== EXERCISE REQUIREMENTS ==
Print the whole listing exactly as it appears, but skip the pictures.

== THE DATA ==

#####

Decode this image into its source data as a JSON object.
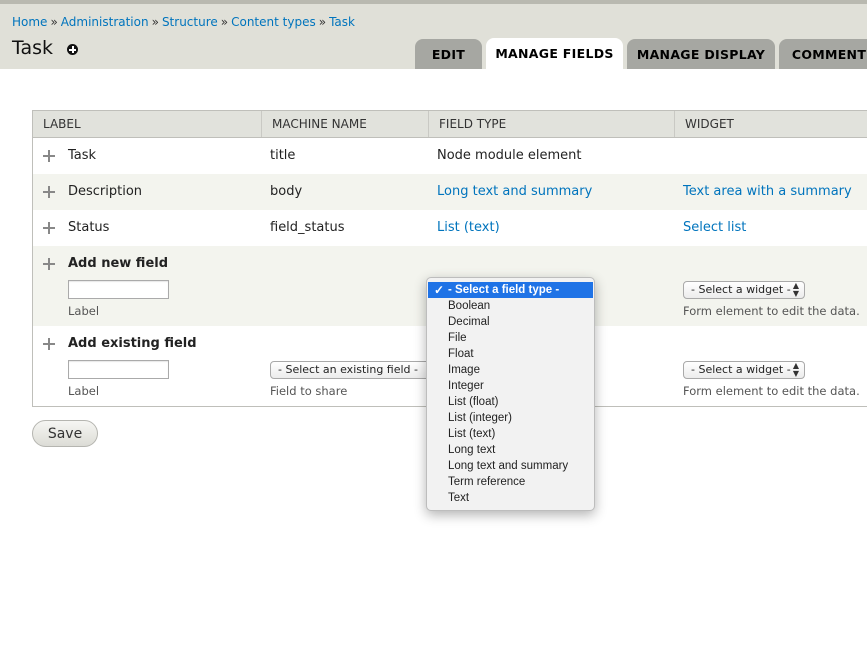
{
  "breadcrumb": [
    "Home",
    "Administration",
    "Structure",
    "Content types",
    "Task"
  ],
  "breadcrumb_separator": "»",
  "page_title": "Task",
  "tabs": [
    {
      "label": "EDIT",
      "active": false
    },
    {
      "label": "MANAGE FIELDS",
      "active": true
    },
    {
      "label": "MANAGE DISPLAY",
      "active": false
    },
    {
      "label": "COMMENT",
      "active": false
    }
  ],
  "table": {
    "headers": [
      "LABEL",
      "MACHINE NAME",
      "FIELD TYPE",
      "WIDGET"
    ],
    "rows": [
      {
        "label": "Task",
        "machine_name": "title",
        "field_type": "Node module element",
        "widget": ""
      },
      {
        "label": "Description",
        "machine_name": "body",
        "field_type": "Long text and summary",
        "widget": "Text area with a summary"
      },
      {
        "label": "Status",
        "machine_name": "field_status",
        "field_type": "List (text)",
        "widget": "Select list"
      }
    ],
    "add_new": {
      "title": "Add new field",
      "label_value": "",
      "label_caption": "Label",
      "widget_select": "- Select a widget -",
      "widget_caption": "Form element to edit the data."
    },
    "add_existing": {
      "title": "Add existing field",
      "label_value": "",
      "label_caption": "Label",
      "field_select": "- Select an existing field -",
      "field_caption": "Field to share",
      "widget_select": "- Select a widget -",
      "widget_caption": "Form element to edit the data."
    }
  },
  "save_label": "Save",
  "field_type_dropdown": {
    "selected": "- Select a field type -",
    "options": [
      "Boolean",
      "Decimal",
      "File",
      "Float",
      "Image",
      "Integer",
      "List (float)",
      "List (integer)",
      "List (text)",
      "Long text",
      "Long text and summary",
      "Term reference",
      "Text"
    ]
  },
  "colors": {
    "link": "#0074bd",
    "header_bg": "#e0e0d8",
    "tab_bg": "#a6a7a2",
    "selected_option": "#1f73e6"
  }
}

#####

== ANSWER FOR THE TASK ==
Decode this image into its source data as a JSON object.
{
  "breadcrumb": [
    "Home",
    "Administration",
    "Structure",
    "Content types",
    "Task"
  ],
  "breadcrumb_separator": "»",
  "page_title": "Task",
  "tabs": [
    {
      "label": "EDIT",
      "active": false
    },
    {
      "label": "MANAGE FIELDS",
      "active": true
    },
    {
      "label": "MANAGE DISPLAY",
      "active": false
    },
    {
      "label": "COMMENT",
      "active": false
    }
  ],
  "table": {
    "headers": [
      "LABEL",
      "MACHINE NAME",
      "FIELD TYPE",
      "WIDGET"
    ],
    "rows": [
      {
        "label": "Task",
        "machine_name": "title",
        "field_type": "Node module element",
        "widget": ""
      },
      {
        "label": "Description",
        "machine_name": "body",
        "field_type": "Long text and summary",
        "widget": "Text area with a summary"
      },
      {
        "label": "Status",
        "machine_name": "field_status",
        "field_type": "List (text)",
        "widget": "Select list"
      }
    ],
    "add_new": {
      "title": "Add new field",
      "label_value": "",
      "label_caption": "Label",
      "widget_select": "- Select a widget -",
      "widget_caption": "Form element to edit the data."
    },
    "add_existing": {
      "title": "Add existing field",
      "label_value": "",
      "label_caption": "Label",
      "field_select": "- Select an existing field -",
      "field_caption": "Field to share",
      "widget_select": "- Select a widget -",
      "widget_caption": "Form element to edit the data."
    }
  },
  "save_label": "Save",
  "field_type_dropdown": {
    "selected": "- Select a field type -",
    "options": [
      "Boolean",
      "Decimal",
      "File",
      "Float",
      "Image",
      "Integer",
      "List (float)",
      "List (integer)",
      "List (text)",
      "Long text",
      "Long text and summary",
      "Term reference",
      "Text"
    ]
  },
  "colors": {
    "link": "#0074bd",
    "header_bg": "#e0e0d8",
    "tab_bg": "#a6a7a2",
    "selected_option": "#1f73e6"
  }
}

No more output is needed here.